Health service executives are striving to implement the best managerial practices amid the major turbulence and restructuring which is prevalent in many health care systems today. All too often, guidance about what the best practices are needs to be sought from studies contained within the general management literature. It is problematical whether this literature is applicable to health service organizations. This article reports the results of a study which examined the views of 93 executives in 14 hospitals in Britain. Canada and the United States about what constitutes managerial excellence. The hospitals were selected on the basis of their reputed success in health service management. Using grounded theory methodology, eight factors of excellence were derived from the interview data which were supplemented by data made available from hospital documentation supplied by participants. The results of this study are compared with those of Peters and Waterman (1982). This is the most frequently cited study of managerial excellence in the general management literature. The main conclusions drawn are that a current definition of health service management excellence has been identified; there was a high degree of unanimity among participant executives about the constituents of success and excellence in health service management; and, that there are some marked differences between this definition of excellence and that propounded by Peters and Waterman (1982). The implications of this definition of excellence for health service executives are discussed.
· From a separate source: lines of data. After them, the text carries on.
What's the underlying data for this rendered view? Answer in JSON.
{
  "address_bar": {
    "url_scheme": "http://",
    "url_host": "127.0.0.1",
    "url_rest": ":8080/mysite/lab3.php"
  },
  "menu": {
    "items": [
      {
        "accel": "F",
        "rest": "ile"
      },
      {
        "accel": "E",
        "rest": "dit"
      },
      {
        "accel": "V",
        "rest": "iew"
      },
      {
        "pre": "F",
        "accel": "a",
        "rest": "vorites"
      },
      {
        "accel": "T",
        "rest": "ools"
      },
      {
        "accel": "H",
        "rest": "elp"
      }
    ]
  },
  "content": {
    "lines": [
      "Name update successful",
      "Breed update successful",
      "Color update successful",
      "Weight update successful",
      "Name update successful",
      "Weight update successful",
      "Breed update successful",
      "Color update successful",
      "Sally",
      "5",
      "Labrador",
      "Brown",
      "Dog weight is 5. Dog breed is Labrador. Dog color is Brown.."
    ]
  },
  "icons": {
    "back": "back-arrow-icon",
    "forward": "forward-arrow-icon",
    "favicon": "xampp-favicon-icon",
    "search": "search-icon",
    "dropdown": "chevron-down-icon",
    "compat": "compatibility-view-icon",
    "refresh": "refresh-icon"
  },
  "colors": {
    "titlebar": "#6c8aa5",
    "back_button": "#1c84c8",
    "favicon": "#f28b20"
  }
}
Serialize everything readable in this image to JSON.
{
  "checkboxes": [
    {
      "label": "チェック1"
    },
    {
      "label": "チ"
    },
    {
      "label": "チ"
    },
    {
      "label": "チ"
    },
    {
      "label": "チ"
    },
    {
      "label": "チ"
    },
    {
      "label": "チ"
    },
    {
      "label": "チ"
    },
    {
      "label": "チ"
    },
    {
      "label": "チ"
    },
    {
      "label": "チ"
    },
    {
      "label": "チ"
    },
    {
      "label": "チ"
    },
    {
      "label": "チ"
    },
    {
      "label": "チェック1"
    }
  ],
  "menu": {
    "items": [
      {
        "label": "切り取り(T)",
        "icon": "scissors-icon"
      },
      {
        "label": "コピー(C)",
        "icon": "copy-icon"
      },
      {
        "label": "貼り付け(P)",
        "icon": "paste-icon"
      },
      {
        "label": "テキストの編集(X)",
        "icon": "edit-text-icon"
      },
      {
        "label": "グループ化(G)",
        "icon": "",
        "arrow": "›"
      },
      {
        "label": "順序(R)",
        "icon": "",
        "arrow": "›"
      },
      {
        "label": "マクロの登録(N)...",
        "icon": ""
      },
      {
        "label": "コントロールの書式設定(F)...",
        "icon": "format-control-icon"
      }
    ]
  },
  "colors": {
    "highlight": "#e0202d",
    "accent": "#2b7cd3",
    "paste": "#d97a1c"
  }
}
|Number of pages||19|
|Journal||The International Journal of Health Planning and Management|
|Publication status||Published - 1993|